- WHAT TO WORK ON
Where a line of the records contains the word "only", show that line.

- DATA SECTION
########################################

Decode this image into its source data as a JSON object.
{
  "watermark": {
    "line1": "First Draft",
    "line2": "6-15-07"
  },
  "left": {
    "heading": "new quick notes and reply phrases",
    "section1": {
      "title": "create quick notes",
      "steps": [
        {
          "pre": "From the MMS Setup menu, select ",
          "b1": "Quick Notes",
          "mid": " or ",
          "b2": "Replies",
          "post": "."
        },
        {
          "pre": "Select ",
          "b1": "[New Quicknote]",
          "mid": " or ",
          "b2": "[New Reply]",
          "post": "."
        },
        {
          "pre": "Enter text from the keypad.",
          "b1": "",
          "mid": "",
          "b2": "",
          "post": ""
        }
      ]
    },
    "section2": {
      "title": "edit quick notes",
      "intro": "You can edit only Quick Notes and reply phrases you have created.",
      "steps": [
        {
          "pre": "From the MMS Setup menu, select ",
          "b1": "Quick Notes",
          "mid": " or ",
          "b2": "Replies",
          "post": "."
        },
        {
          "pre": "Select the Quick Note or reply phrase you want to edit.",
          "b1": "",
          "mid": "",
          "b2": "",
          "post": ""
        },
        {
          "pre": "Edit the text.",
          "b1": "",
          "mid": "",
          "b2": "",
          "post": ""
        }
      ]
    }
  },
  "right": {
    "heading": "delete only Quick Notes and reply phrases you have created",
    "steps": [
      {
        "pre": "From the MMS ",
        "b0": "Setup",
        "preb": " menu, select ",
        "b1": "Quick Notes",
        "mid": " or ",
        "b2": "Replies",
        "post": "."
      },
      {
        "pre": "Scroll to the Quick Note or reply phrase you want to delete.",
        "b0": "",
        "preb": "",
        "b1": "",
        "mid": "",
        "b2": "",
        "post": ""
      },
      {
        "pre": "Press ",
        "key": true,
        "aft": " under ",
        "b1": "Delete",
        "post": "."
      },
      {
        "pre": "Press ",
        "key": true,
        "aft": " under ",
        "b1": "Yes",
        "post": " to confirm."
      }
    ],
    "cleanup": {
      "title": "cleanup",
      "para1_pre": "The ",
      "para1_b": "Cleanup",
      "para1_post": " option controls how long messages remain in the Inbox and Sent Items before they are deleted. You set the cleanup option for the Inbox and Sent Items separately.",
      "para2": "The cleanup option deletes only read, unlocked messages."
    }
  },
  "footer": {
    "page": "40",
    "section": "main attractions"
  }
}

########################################

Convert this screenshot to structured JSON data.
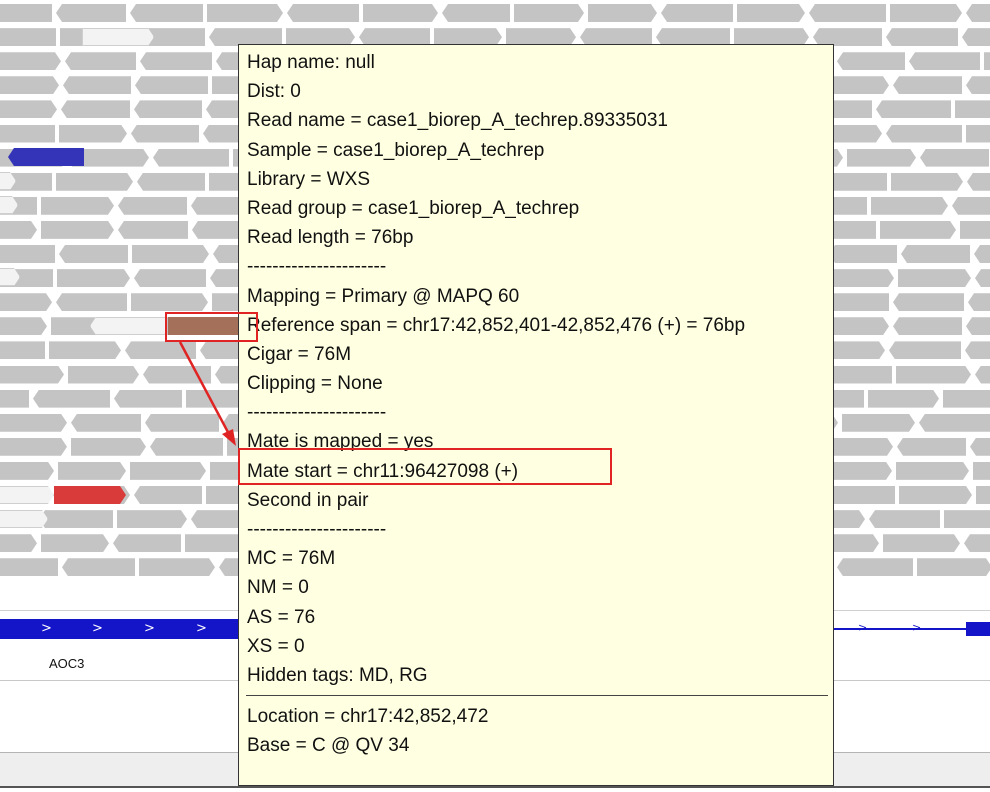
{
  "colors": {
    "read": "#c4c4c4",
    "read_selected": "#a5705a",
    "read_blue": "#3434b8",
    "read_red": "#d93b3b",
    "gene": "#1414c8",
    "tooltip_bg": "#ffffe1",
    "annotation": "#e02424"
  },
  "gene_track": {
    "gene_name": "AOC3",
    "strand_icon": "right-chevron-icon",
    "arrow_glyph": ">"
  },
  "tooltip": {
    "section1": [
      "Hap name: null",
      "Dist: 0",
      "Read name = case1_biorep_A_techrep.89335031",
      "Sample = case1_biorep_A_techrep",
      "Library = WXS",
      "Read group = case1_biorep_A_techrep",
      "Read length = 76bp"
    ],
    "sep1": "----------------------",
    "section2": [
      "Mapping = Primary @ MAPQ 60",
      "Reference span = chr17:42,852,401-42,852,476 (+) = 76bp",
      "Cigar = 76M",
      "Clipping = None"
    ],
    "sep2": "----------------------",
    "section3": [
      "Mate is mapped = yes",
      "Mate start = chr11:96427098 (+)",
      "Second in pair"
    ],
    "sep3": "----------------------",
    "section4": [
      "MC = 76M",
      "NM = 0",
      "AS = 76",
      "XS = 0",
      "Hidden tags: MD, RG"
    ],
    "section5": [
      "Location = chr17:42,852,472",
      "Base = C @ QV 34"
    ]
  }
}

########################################

- ANSWER BELOW
      "intro": "You can edit only Quick Notes and reply phrases you have created.",
    "heading": "delete only Quick Notes and reply phrases you have created",
      "para2": "The cleanup option deletes only read, unlocked messages."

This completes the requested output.